Open main menu

Page:Popular Science Monthly Volume 38.djvu/709

This page has been proofread, but needs to be validated.
691
SKETCH OF SAMUEL LATHAM MITCHILL.

SKETCH OF SAMUEL LATHAM MITCHILL.

THE name and fame of Dr. Samuel L. Mitchill have, in the absence of a complete biography, become to a considerable extent a tradition, known to few except students; yet, during the first quarter of this century, he was one of the most conspicuous figures in the literary and scientific life of the United States. He is called by Dr. J. W. Francis "the Nestor of American science," and "the pioneer philosopher in the promotion of natural science and medicine in America." He was a man of various attainments, and proved himself at home in many fields—in medicine, science, letters, politics, and social life.

Samuel Latham Mitchill was born in Hempstead, Long Island, August 20, 1769, and died in the city of New York, September 7, 1831. He was the third son of Robert Mitchill, an industrious farmer and member of the Society of Friends, and was remarkable for his habits of observation and reflection. His father seems to have taken less interest in his early instruction than his maternal uncle, Dr. Samuel Latham, of North Hempstead, who assisted him to obtain a good classical education. He afterward studied medicine with Dr. Latham; then with Dr. Samuel Bard, of New York; and in 1783 went to complete his studies in the University of Edinburgh, whence he was graduated in 1786. He enjoyed here rare advantages of intellectual society, and had among his contemporaries at the university such illustrious men as Sir James Mackintosh and Thomas Addis Emmet, Dr. Caspar Wistar, Richard S. Kissam, the surgeon; and William Hammersley, afterward a professor in Columbia College. After graduation, and before returning home, he made a pedestrian tour through a part of England. In 1787, after his return to America, he visited Saratoga Springs while it was surrounded by the forest, and ascertained experimentally that the gas extricated from the water was "fixed air, with the power to extinguish flame, destroy the life of breathing animals, etc." He is found in 1788 recording his walking with congenial companions "in the very grand procession for celebrating the adoption of the Constitution of the United States." He began the study of law with the Hon. Robert Yates, Chief Justice of the State of New York, and was shortly afterward appointed one of the commissioners to treat with the Five Nations for the cession of the "Great Western District" to the State of New York. He attended the council at Fort Stanwix, witnessed the deed, and received names from the Oneidas and Onondagas.

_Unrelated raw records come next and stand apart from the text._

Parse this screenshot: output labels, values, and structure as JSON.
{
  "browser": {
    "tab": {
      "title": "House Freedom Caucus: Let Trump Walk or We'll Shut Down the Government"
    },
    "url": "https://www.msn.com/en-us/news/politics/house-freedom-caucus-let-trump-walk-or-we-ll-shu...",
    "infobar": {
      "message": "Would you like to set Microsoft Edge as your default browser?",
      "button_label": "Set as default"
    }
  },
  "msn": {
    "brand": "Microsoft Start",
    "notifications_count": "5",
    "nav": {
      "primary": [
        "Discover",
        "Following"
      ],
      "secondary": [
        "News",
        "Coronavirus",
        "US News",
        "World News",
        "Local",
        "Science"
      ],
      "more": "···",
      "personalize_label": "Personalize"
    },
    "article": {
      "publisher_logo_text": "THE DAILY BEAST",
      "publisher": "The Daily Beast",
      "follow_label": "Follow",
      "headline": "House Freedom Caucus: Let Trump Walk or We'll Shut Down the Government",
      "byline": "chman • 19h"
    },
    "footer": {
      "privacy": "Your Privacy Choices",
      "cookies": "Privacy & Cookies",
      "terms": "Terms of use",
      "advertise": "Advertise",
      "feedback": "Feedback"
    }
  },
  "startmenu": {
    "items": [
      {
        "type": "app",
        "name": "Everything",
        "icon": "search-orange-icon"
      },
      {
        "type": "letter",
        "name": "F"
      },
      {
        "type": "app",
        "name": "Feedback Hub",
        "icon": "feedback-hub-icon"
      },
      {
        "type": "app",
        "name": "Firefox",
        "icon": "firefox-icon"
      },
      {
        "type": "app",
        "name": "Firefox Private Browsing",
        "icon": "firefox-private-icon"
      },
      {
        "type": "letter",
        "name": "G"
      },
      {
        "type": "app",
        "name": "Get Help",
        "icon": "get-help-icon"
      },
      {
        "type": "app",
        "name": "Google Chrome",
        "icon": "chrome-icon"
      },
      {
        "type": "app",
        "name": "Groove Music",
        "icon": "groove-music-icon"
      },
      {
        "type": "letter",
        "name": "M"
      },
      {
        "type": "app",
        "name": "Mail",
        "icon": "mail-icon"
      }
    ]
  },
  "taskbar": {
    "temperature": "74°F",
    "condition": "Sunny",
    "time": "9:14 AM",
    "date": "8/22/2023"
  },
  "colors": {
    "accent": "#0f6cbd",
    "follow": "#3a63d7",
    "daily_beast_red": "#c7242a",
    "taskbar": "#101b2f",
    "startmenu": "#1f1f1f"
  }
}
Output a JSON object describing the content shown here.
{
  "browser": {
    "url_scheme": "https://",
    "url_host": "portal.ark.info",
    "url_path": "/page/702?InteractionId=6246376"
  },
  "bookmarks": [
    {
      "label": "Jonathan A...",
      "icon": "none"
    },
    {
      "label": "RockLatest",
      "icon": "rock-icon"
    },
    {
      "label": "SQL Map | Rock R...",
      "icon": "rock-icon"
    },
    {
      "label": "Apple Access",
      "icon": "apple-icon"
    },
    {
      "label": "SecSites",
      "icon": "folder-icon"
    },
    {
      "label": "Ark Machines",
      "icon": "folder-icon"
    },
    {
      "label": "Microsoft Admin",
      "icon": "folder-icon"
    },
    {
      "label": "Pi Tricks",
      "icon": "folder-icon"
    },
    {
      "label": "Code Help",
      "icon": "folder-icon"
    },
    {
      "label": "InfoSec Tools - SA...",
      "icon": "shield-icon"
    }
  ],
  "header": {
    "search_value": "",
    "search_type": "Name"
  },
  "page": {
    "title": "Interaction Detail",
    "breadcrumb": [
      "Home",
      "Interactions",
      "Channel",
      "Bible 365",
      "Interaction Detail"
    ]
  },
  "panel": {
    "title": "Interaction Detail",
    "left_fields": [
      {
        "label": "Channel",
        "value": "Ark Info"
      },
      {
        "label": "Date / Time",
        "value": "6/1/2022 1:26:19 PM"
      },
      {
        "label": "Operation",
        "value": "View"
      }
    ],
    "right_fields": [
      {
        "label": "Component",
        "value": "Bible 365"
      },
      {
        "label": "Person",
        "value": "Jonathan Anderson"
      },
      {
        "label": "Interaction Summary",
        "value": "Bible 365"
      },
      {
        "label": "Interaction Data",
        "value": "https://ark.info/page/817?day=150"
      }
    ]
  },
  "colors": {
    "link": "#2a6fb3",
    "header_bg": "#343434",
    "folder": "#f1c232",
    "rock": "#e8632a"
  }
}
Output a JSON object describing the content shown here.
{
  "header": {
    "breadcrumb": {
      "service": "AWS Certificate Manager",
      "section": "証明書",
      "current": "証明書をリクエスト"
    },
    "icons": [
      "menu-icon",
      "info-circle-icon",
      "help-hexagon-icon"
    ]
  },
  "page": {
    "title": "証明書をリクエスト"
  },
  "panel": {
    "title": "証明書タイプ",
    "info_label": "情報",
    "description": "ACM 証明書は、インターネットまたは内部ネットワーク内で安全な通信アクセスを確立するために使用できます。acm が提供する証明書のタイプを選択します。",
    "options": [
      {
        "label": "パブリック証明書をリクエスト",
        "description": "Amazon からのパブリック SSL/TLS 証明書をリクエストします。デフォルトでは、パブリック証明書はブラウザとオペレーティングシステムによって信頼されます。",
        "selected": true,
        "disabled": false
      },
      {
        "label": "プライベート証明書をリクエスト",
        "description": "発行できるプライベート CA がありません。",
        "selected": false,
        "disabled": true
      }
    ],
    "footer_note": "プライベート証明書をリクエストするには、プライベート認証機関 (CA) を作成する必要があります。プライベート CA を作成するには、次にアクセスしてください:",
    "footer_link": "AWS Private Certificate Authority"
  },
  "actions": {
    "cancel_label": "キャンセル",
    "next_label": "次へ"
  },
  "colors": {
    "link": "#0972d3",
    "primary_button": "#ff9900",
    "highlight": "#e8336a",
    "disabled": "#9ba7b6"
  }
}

In 1790 Dr. Mitchill was chosen a representative from Queens County in the New York Legislature. In the next year he exerted